(6) One thing I hadn't thought about at all before reading Jenkins' book was the future of the Anglican Church. The Anglican model, which gives a high degree of autonomy to bishops (there being no Pope) but which in terms of structure and dogma otherwise looks pretty similar to Catholicism, would seem to be tailor-made for the world Jenkins describes. And, indeed, it seems that the Anglican Church, which is dead or dying in Britain and America, is surging forward in Africa and Asia. This is an interesting development, with potentially powerful implications for the future. It would be very easy to see Afro-Asian Anglicanism evolving into something like what Orthodoxy is in Russia and other East European lands, and having the same kind of tensions with Catholicism in neighboring areas. Equally interesting is what Jenkins focuses on: the new phenomenon of American Episcopals of a conservative bent going to Africa or Asia to be ordained as bishops by the more conservative leaders of the church in those regions, and coming back to America to found missions. American Anglicanism may yet enter an entirely new phase on the strength of this officially unimpeachable effective secession from their church in this country. Two trends very worth watching that I would not have known of without this book.

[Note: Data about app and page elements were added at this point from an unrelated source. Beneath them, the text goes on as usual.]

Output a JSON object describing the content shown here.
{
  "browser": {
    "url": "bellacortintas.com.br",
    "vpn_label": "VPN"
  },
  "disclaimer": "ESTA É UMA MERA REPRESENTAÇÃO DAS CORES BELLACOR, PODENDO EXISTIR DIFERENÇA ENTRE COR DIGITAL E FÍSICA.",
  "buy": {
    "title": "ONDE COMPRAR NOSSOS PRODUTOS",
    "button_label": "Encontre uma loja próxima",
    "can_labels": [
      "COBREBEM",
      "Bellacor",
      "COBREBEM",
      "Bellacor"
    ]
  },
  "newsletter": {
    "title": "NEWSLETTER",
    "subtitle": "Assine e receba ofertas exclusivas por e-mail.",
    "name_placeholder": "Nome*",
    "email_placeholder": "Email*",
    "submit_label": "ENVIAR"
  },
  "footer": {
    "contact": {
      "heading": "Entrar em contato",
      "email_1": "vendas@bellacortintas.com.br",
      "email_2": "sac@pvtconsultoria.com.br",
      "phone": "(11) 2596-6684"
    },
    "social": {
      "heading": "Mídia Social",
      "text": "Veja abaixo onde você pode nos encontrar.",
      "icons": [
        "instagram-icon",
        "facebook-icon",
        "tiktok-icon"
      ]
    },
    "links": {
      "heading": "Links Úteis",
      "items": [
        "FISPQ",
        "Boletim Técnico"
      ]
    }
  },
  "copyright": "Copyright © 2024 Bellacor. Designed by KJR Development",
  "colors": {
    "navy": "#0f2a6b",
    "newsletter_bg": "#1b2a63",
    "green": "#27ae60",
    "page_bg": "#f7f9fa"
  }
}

(7) Finally, I think it is crucial to take population projections with a grain of salt. Fertility trends have changed very rapidly in a number of countries: the Catholic collapse in southern Europe is well-known, but there have also been dramatic declines in fertility in countries like Mexico, Iran, Bangladesh, Indonesia and so forth. The echo of earlier fertility will still drive these countries to very large populations, but they will not become quite the colossi that might have been predicted 50 years ago. Similarly, projections for an Ethiopia of nearly 200 million souls seem to me somewhat unlikely, though certainly not impossible. And not only for reasons of potentially declining fertility; it is not obvious to me that there will not be a dramatic increase in mortality in Africa, from war and pestilence. India and China grew to their current proportions in a far more orderly fashion and over a longer period, and were densely populated societies (though not nearly so dense as today) for centuries before the boom of the 20th century. That's not true of Congo or Arabia, and we don't know what the consequences will be of the kind of growth they are currently experiencing. It's not pleasant to predict mass death. But it doesn't seem terribly unlikely, does it? In any event, since much of his argument is based around Africa, the ultimate population of Africa has great bearing on the validity of Jenkins' predictions. Even if he's right, I think he's too Africa-centric. If he's wrong, the case for the importance of Latin America and Asia - where the dynamics are quite different from Africa, in spite of the commonalities that Jenkins finds - is even stronger.